I'm starting to think I'm fighting a losing battle here. He has no impulse control, and the boy tries - his efforts are Herculean some days. He cried at least twice yesterday because he knew that he shouldn't have done it, but he'd already been having a rough time and he just could not hold it together.

Part of me wishes that they would just get off his back. In a sense, my friend has a point - kids do things like that. But at the same time, the inability to control his impulses can get him into some serious trouble, possibly even danger. For example, he has walked into people's houses (and I don't necessarily mean people that he knows well) - just saw the door opened through the screen and waltzed in. That's a dangerous thing for a kid his age, but imagine the consequence if her was, say fifteen, and did that. He could get arrested, that's IF the person didn't have a gun and decide to shoot first and ask questions later.

At any rate, the counselor jumped at the opportunity (I had requested to talk with her because I'm concerned about how his self-esteem is slipping because he can never seem to meet the high expectations, which may be unreasonably high) and she talked to me about trying meds. She suggested that we look into Strattera and doesn't feel that Ritalin works well for kids on the autism spectrum. I said I'd look into it. I mean, should I wait until they threaten to kick him out of school because they can't handle his behavior?

I haven't done extensive research on Strattera, but it seems that is not a stimulant (a plus) but has also been associated with liver problems and suicidal thoughts.

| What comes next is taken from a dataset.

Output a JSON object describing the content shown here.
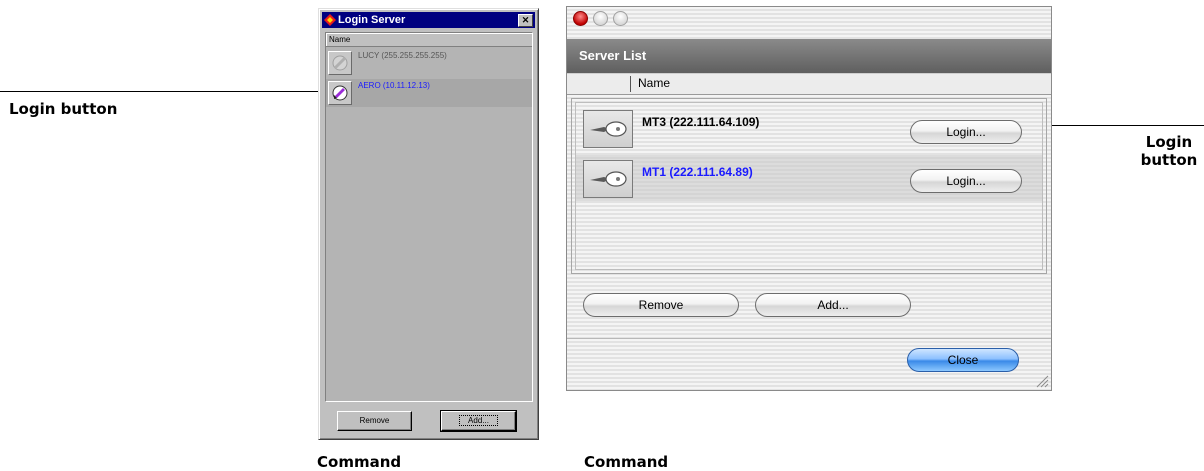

If anyone has experience with this or any other medications, your thoughts would be appreciated. This is a horribly difficult decision that I'd rather not make, but I don't think I will be able to dodge it much longer, not if I want to keep my child in public school.

Monday, May 5, 2008

I.E.P. Diplomas Mean Squat

At Gus's last CSE meeting, it was mentioned that we have another year before we have to worry about standardized testing. I had asked about it last year as well. It boggles the mind how students in special Education are still required to take these tests. What's more disturbing is that if they don't pass the tests - or at least a certain number of tests - they do not become eligible for diplomas. This means that unless they complete at least an additional year of schooling AND pass a GED exam, they can't go to college or enlist in the military (military being a moot point in most cases anyway, I'd think).

This has bugged me for years, even before Gus was born when I was teaching high school. I worked in an incarcerated setting with children who were navigating the legal system. The last thing on their minds was a Regents test. So almost across the board, they failed and were rendered ineligible for regular high school diplomas even if they avoided long jail sentences.

What is the point of forcing a child who can't sit for thirty seconds, let alone three hours, to take an exam that stacks the cards against them? Years ago there used to be allowances for Special Education students to provide portfolios to demonstrate mastery of the state curriculum, but those have been phased out. It was certainly a fairer assessment tool than the damned standardized tests that are killing our educational system and leaving every child behind.

Test taking does not equal learning. There will be some brilliant kids denied higher education because they can't pass a stupid test, while those who can pass the tests will only have managed to prove that they can regurgitate information at least until that three-hour block of time is done, but not that they can necessarily think critically or assimilate the knowledge beyond the piece of paper with the annoying little circles.

Gus would probably be able to pass the third grade English exam now, if he could actually focus long enough to finish. It's going to be a thorn in my side for sure, but hopefully they can give him accommodations that will actually allow him to show how much he can spit back. No test will ever give a true picture of how smart the kid really is, but if he can get a diploma and go to college, I'll be satisfied with having that knowledge for myself.